To utilitarian human eyes, the river is no line, or braid, or network, or tree of life. The river is only a pipe from tap to flush-pot, with feeder pipes to drain or dump at will.

* * * * *

The next day, a hundred kilometres downstream in Cauvery Wildlife Sanctuary, he sits quietly by the river again. A welter of broken forest-clad hills, having somehow resisted farms and dams, have left a stunning stretch of river winding past stately arjuna and mango and jamun trees towering along the banks. The others have left on their coracles, but he prefers to sit silently by himself and watch the river. Past the disembodied darter, swimming with only snake-neck and spear-beak showing above the surface, a marsh crocodile basks on rocks across the river. On a high branch in a tall tree, a lesser fish eagle waits, eagle eyes on the river, suddenly plunges into the water, then rises with the merest splash, back to its perch, a fish in its talons.


A view of the river at Cauvery Wildlife Sanctuary (Photo: Divya Mudappa)

In the quietude, he wishes now for a good book about the river. Perhaps the translation of Eternal Kaveri by T. Janakiraman and Chitti, to know as the subtitle suggests, ‘the story of a river’. Or another book by the same name, documenting the historical sites along the river. Even, It Happened Along the Kaveri, a recent publication touted as a delightful travel book replete with the requisite anecdotes and trivia. Would he have understood the river a little better then? Would he have known the river in its essence as the otter and fisher on the coracle, perhaps do, everyday? Maybe he would have. But the book he carries with him, the book that he finds absorbing, now, by the river, is Fictions by Jorge Luis Borges. Fictions. What can one learn about a river from mere fictions?

He is dissatisfied with all his metaphors of the river, distressed even at his attempt to describe the river thus. Line, braid, network, tree, tap—really? Is that all he can come up with? He is disgusted with his ideas, his scrawls in his notebook.
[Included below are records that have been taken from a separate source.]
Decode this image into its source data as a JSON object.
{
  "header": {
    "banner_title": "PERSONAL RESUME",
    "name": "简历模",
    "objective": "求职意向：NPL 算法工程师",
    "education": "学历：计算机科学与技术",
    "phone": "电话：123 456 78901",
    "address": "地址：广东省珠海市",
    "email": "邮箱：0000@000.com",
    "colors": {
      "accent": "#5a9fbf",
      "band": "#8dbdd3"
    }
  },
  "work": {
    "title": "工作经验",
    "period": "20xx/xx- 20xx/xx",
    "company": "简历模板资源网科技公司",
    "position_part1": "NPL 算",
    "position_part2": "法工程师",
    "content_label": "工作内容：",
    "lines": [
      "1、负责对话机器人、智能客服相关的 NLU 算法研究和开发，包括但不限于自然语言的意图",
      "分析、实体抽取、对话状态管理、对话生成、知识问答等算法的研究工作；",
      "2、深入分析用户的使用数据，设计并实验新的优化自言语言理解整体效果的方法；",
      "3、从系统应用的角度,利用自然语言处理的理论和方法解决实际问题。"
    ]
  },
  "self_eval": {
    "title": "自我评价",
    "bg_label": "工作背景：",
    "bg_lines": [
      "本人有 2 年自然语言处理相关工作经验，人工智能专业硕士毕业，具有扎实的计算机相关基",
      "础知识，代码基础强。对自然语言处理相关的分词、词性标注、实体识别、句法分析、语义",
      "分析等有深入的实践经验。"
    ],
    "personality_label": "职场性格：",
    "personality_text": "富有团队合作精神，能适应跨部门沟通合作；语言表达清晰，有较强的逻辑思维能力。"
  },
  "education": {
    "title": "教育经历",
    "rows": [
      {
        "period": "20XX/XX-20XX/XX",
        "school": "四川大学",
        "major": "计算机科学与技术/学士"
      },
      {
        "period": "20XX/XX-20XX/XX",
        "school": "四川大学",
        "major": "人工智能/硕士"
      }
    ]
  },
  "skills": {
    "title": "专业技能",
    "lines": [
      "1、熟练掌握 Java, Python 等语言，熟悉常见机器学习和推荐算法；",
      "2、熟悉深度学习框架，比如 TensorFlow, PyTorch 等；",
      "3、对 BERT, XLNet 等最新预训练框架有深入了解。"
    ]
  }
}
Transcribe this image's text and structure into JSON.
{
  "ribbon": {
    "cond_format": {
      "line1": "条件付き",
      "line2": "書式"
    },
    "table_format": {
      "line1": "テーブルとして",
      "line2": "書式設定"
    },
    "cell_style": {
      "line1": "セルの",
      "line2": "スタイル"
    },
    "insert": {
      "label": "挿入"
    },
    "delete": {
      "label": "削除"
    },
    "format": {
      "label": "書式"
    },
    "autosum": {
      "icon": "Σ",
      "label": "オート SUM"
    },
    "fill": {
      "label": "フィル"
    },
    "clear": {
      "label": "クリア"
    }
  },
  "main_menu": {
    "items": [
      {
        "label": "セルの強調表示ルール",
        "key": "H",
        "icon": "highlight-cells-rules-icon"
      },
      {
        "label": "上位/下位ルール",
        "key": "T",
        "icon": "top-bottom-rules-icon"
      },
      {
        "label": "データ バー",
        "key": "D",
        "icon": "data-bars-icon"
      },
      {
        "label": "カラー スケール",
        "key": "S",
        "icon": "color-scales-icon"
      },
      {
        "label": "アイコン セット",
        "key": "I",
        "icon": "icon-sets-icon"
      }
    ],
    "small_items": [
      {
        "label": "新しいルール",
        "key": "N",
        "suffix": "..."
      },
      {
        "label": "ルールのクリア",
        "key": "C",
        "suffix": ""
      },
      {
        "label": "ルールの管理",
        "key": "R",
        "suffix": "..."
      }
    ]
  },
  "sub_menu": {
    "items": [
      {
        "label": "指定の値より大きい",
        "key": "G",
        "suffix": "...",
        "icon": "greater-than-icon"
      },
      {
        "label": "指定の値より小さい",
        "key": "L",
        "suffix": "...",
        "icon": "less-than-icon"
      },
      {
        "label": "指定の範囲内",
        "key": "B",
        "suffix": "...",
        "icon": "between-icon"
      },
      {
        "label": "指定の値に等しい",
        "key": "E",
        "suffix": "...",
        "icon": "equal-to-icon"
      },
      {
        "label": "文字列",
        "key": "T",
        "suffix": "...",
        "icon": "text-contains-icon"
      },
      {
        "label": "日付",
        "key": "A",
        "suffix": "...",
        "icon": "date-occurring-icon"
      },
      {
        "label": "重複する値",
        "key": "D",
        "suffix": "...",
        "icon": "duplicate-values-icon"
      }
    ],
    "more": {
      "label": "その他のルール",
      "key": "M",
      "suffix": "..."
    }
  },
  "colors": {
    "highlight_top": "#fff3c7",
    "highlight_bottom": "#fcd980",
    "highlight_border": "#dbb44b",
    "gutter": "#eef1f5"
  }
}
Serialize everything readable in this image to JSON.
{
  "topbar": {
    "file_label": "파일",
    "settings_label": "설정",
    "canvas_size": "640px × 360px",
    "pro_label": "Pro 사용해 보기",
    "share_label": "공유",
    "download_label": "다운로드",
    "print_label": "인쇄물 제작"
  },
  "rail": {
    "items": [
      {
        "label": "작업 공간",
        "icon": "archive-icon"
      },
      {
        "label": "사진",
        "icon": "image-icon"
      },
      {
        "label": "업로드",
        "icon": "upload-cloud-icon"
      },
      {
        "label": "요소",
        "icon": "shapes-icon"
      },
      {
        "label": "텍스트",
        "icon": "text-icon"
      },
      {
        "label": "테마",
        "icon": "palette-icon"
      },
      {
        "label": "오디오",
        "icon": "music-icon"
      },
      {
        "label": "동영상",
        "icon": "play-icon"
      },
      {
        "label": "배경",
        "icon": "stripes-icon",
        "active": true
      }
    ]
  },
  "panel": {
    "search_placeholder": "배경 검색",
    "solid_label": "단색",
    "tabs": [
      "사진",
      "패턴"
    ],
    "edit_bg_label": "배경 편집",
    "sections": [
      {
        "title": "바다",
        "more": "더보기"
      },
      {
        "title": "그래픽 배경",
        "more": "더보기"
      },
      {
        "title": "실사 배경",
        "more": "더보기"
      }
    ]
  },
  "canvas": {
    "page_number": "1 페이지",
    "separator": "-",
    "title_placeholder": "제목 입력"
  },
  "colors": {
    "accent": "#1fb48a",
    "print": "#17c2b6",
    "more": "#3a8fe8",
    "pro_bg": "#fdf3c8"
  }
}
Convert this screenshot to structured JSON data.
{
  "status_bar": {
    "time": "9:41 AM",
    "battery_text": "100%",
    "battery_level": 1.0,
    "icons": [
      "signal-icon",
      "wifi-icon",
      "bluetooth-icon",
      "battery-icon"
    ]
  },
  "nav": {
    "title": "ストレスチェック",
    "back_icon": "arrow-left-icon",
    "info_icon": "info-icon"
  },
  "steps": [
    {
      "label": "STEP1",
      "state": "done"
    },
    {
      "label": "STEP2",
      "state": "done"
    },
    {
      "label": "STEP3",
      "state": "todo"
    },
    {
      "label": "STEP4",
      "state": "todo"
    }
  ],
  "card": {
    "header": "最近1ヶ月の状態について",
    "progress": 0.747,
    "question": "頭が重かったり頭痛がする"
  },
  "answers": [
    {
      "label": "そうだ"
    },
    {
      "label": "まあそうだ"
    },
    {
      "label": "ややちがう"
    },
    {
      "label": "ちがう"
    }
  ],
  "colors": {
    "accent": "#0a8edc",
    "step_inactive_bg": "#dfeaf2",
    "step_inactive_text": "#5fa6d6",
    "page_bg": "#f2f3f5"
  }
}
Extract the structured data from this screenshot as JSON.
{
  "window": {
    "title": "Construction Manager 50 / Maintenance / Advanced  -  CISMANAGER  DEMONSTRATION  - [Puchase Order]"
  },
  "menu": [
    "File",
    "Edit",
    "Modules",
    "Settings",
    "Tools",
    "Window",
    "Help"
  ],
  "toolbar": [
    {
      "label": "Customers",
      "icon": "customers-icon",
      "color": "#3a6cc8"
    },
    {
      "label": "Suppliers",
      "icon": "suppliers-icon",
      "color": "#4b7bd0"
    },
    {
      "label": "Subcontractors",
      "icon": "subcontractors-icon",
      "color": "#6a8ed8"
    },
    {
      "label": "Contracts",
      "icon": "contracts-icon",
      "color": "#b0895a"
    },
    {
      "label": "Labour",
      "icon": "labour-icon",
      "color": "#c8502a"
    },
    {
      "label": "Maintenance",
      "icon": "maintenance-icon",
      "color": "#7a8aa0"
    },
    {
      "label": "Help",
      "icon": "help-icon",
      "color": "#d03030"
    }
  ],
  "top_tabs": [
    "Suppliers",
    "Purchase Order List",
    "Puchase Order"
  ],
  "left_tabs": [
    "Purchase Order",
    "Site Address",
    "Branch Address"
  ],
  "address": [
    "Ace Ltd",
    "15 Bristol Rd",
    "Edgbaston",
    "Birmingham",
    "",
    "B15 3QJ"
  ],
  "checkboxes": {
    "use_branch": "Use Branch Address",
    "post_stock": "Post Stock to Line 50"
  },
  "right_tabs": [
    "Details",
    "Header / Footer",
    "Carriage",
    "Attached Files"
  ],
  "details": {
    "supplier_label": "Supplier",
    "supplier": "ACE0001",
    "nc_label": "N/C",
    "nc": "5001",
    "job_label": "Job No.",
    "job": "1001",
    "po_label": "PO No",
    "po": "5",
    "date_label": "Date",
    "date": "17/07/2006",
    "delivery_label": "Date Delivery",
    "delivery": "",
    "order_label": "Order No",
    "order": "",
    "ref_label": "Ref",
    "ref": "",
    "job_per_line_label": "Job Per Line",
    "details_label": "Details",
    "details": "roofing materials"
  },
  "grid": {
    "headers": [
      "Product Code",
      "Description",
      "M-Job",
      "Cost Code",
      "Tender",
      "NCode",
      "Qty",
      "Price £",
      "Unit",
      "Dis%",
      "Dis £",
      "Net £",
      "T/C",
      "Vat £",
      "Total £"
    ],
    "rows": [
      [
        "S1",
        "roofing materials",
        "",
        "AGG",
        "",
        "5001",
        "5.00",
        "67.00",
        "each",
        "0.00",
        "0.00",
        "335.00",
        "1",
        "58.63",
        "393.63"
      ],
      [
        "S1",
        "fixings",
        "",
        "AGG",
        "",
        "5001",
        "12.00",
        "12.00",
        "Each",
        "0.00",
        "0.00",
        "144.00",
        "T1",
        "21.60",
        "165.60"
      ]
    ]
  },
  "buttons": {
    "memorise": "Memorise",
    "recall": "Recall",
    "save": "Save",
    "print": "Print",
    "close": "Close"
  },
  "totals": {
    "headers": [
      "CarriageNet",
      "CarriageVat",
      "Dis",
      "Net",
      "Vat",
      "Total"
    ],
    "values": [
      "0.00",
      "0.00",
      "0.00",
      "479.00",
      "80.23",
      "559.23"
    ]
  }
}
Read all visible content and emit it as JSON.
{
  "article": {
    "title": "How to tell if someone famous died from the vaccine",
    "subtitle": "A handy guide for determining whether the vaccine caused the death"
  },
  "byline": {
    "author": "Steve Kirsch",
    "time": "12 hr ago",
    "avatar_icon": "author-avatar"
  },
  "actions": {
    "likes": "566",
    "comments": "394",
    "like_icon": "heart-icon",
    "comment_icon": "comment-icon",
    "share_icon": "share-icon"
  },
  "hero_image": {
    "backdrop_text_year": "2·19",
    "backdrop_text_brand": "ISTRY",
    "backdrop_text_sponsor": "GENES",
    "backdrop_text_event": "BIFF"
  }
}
The river is a great engine of life, energised by the sun’s fire, the wind’s breath, the cloud’s sweat, the pull of earth, and the touch of mountains. An elemental, spinning circle of water, air, earth, and fire, that distils the alchemy of ethereal life. His eyes on the ever-moving current—water in him, in the air, in the earth—all moving, melding, dissolving, he wonders how one can pin down in words something so fluid, so full of movement? It is like trying to hold a fistful of water; the tighter he clutches at it, the more it slips away.

Finally, it is in Borges that he finds his answer. In the story ‘Tlön, Uqbar, Orbis Tertius’, where Borges writes about an imaginary realm of idealistic nations, Tlön, a world whose language and everything derived from language is suffused with idealism. For Tlön’s people, Borges writes:

the world is not an amalgam of objects in space; it is a heterogeneous series of independent acts—the world is successive, temporal, but not spatial.

Consequently, in their language, the “conjectural Ursprache” of Tlön, there are no nouns. There are “only impersonal verbs, modified by monosyllabic suffixes (or prefixes) functioning as adverbs.” There is no noun like moon, Borges writes, but there is a verb that in English would be “to moonate” or “enmoon”. In Tlön, one does not say “The moon rose above the river.” One would avoid nouns altogether, and say: “Upward, behind the onstreaming it mooned.” Imagine that, he thinks, a river not as a noun, or an object of human consumption, but as a verb, a ceaseless flowing part of a community of ever-flowing life.

Ah, yes! That is it: exactly, perfectly, it!

It is so the onstreaming engines on, sunblazing, windbreathing, condensing, earthpulled, and hillblocked. It is so in circlespinning, watered and aired and fired and earthed. It is so the onstreaming ethereally alchemises into lifesparking.

As it sundowned, watching: downward, behind the onstreaming, it flamed.